“Investors in bonds that packaged $62 billion of debt for U.S. offices, hotels and shopping malls are bracing for more loan defaults through 2010 as Bank of America Merrill Lynch says landlords’ monthly payments may jump 20 percent or more.
Principal is coming due on the so-called partial interest- only loans as an 18-month-old recession saps demand for commercial real estate. About $179 billion of such loans were written between 2005 and 2007 and bundled into bonds, according to data from Bank of America Merrill Lynch.
With soaring vacancies and falling rents, some cash- strapped borrowers will fail to cover the higher costs, said Andy Day, a commercial mortgage-backed securities analyst at Morgan Stanley in New York. About 87 percent of mortgages sold as securities in 2007 allowed owners to put off paying principal for several years or until maturity, compared with 48 percent in 2004, Morgan Stanley data show.”
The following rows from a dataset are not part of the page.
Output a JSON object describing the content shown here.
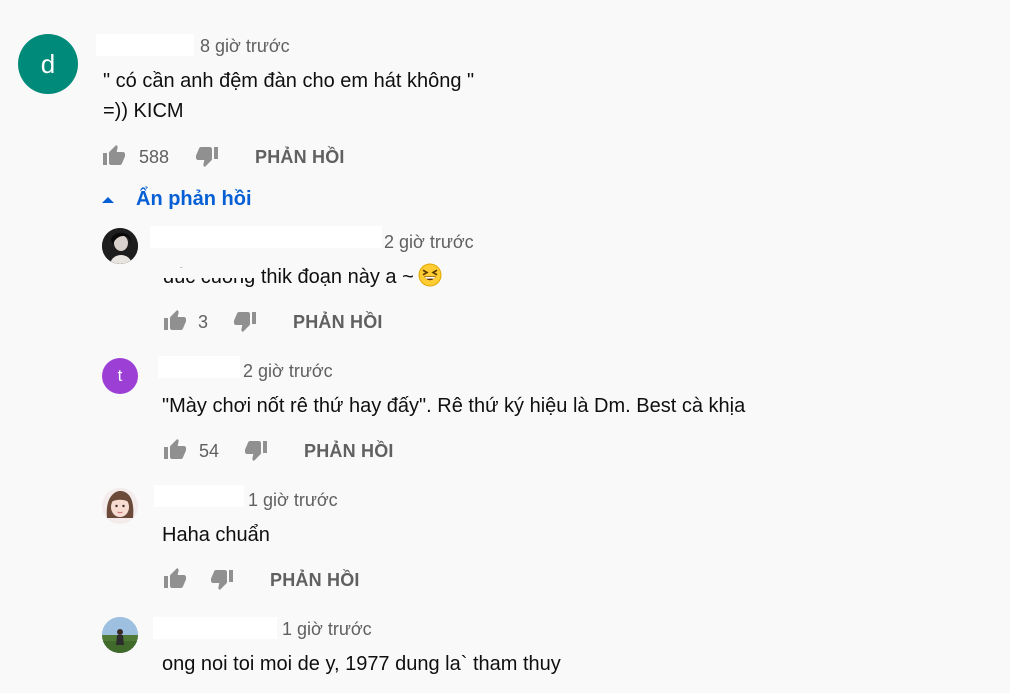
{
  "colors": {
    "accent": "#065fd4",
    "avatar_d": "#008a7a",
    "avatar_t": "#9c3fd4",
    "muted": "#606060"
  },
  "top_comment": {
    "avatar_letter": "d",
    "time": "8 giờ trước",
    "text_line1": "\" có cần anh đệm đàn cho em hát không \"",
    "text_line2": "=)) KICM",
    "likes": "588",
    "reply_label": "PHẢN HỒI"
  },
  "toggle_label": "Ẩn phản hồi",
  "replies": [
    {
      "avatar": "photo-dark",
      "time": "2 giờ trước",
      "text": "đúc cuong thik đoạn này a ~",
      "emoji": "grinning-squinting-face",
      "likes": "3",
      "reply_label": "PHẢN HỒI"
    },
    {
      "avatar_letter": "t",
      "time": "2 giờ trước",
      "text": "\"Mày chơi nốt rê thứ hay đấy\". Rê thứ ký hiệu là Dm. Best cà khịa",
      "likes": "54",
      "reply_label": "PHẢN HỒI"
    },
    {
      "avatar": "photo-girl",
      "time": "1 giờ trước",
      "text": "Haha chuẩn",
      "likes": "",
      "reply_label": "PHẢN HỒI"
    },
    {
      "avatar": "photo-field",
      "time": "1 giờ trước",
      "text": "ong noi toi moi de y, 1977 dung la` tham thuy"
    }
  ]
}
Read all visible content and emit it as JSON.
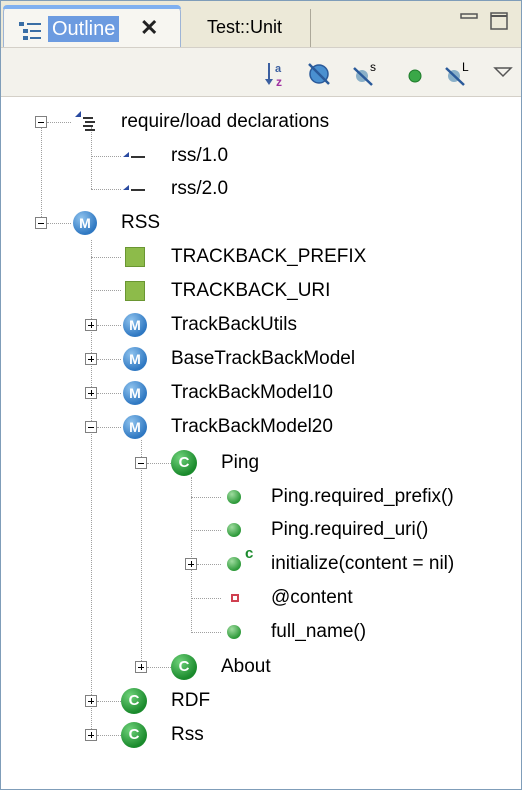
{
  "tabs": {
    "active_label": "Outline",
    "close_glyph": "✕",
    "inactive_label": "Test::Unit"
  },
  "toolbar": {
    "buttons": [
      "sort-alpha-icon",
      "hide-fields-icon",
      "hide-static-icon",
      "hide-non-public-icon",
      "hide-local-types-icon",
      "view-menu-icon"
    ]
  },
  "tree": {
    "require_group": "require/load declarations",
    "require_items": [
      "rss/1.0",
      "rss/2.0"
    ],
    "module_rss": "RSS",
    "constants": [
      "TRACKBACK_PREFIX",
      "TRACKBACK_URI"
    ],
    "modules": [
      "TrackBackUtils",
      "BaseTrackBackModel",
      "TrackBackModel10",
      "TrackBackModel20"
    ],
    "class_ping": "Ping",
    "ping_members": [
      "Ping.required_prefix()",
      "Ping.required_uri()",
      "initialize(content = nil)",
      "@content",
      "full_name()"
    ],
    "constructor_badge": "c",
    "class_about": "About",
    "top_classes": [
      "RDF",
      "Rss"
    ]
  },
  "colors": {
    "tab_highlight": "#6c9be0",
    "module_icon": "#2f78c2",
    "class_icon": "#1a8a2c",
    "constant_icon": "#8dbb4a",
    "field_icon": "#d04050"
  }
}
I think this is where Barry goes wrong:
Almost by definition, when a borrower users I/O financing, it suggests they cannot afford to make the actual purchase, and were unable to arrange other forms of financing. Otherwise, the buyer would have arranged for to a less risky structure that is not dependent upon subsequent credit availability.
IO in CRE was not about maximizing affordability or leverage – although the actual payment was interest only, loans were still underwritten assuming amortization, so the loan amount was the same for IO and amortizing structures. Partial term IO structures were about boosting cash on cash returns in the early years of the deal. Here’s an example:
Most of us think of amortization as a small piece of the payment, but when rates are very low (like today) amortization is a very big expense component:
By deferring this expense for a few years a spreadsheet jockey could show a much better return in the early years. Combine that with rosy income projections in later years, and buying CRE at a 5% cap rate starts to look like a good idea.
I discussed IO in much more detail in my post “The Problem with Interest Only” last December. I don’t see a lot of defaults triggered solely by amortization kicking in on these deals – the easiest modification in the world is to extend the IO period, and I think we will see a lot of that going on. The underlying deterioration in cash flow and values is the much larger issue.